◆ **Information given**:

++++++++++++++++++++

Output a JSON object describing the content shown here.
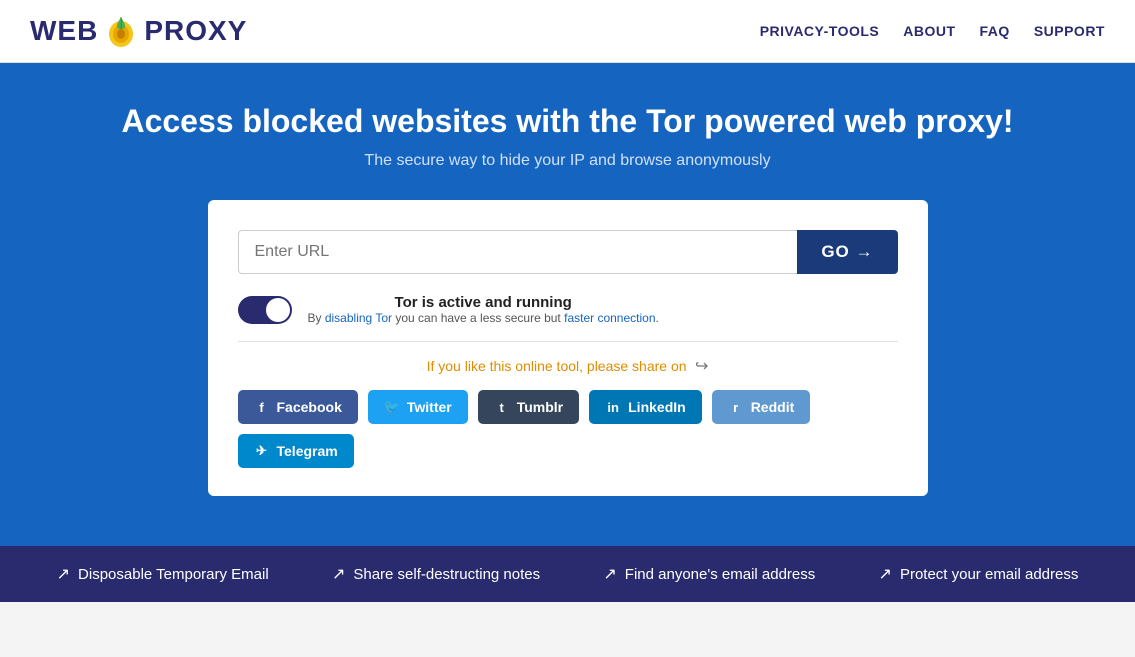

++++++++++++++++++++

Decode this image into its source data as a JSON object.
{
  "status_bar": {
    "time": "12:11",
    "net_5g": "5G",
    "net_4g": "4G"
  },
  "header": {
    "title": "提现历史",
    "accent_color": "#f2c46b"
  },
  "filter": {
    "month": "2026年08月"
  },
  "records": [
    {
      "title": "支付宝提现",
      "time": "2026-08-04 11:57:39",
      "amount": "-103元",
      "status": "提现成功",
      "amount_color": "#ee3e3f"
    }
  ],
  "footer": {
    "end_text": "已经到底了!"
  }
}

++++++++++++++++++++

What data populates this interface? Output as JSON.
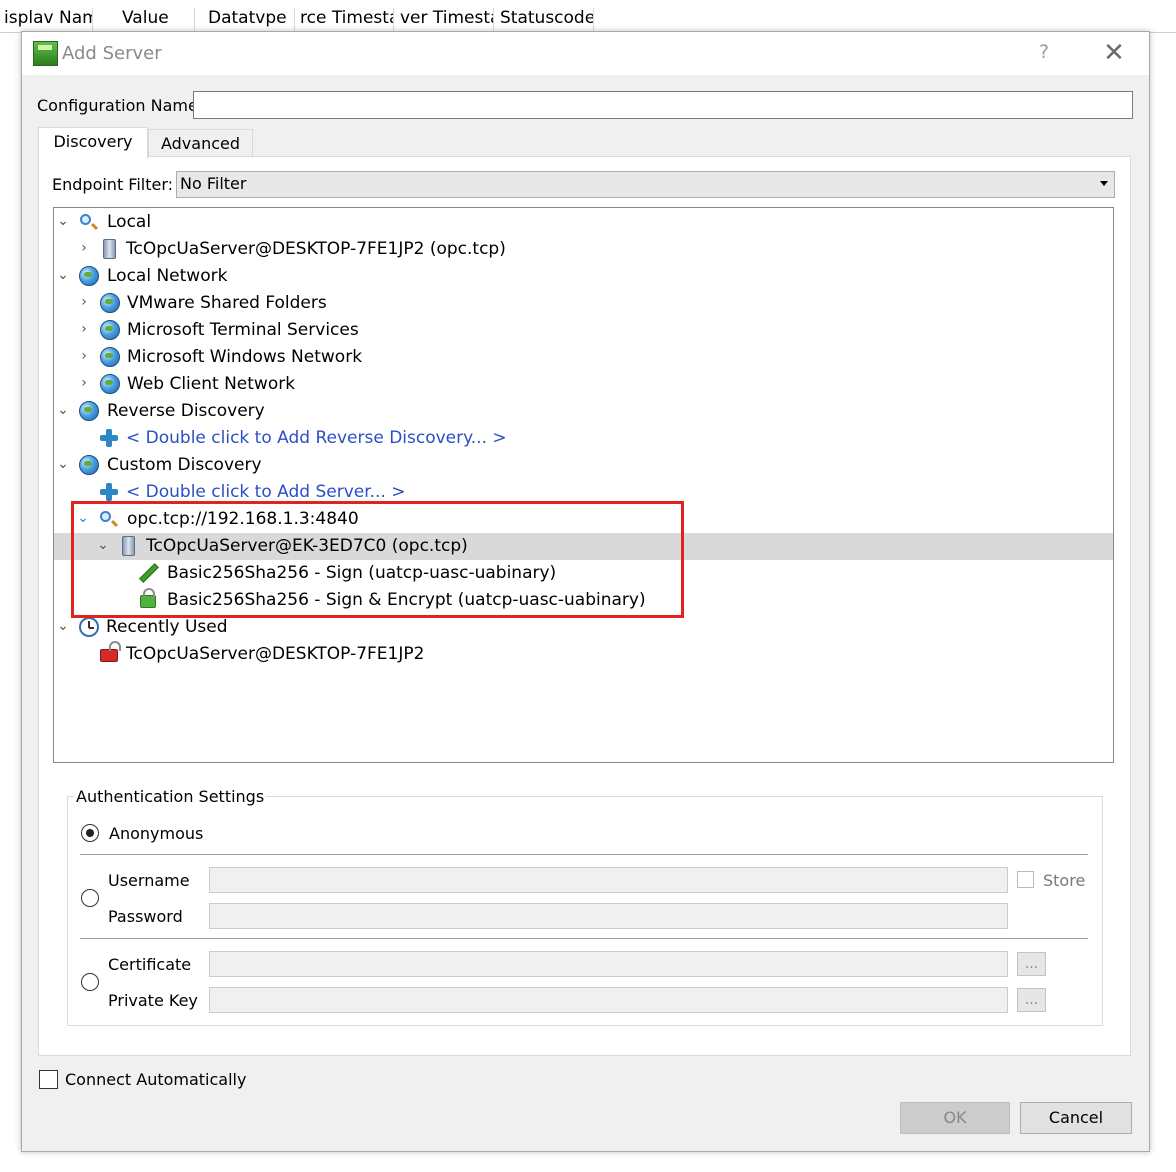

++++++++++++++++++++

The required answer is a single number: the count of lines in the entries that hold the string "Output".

◆ **Written solution**: 2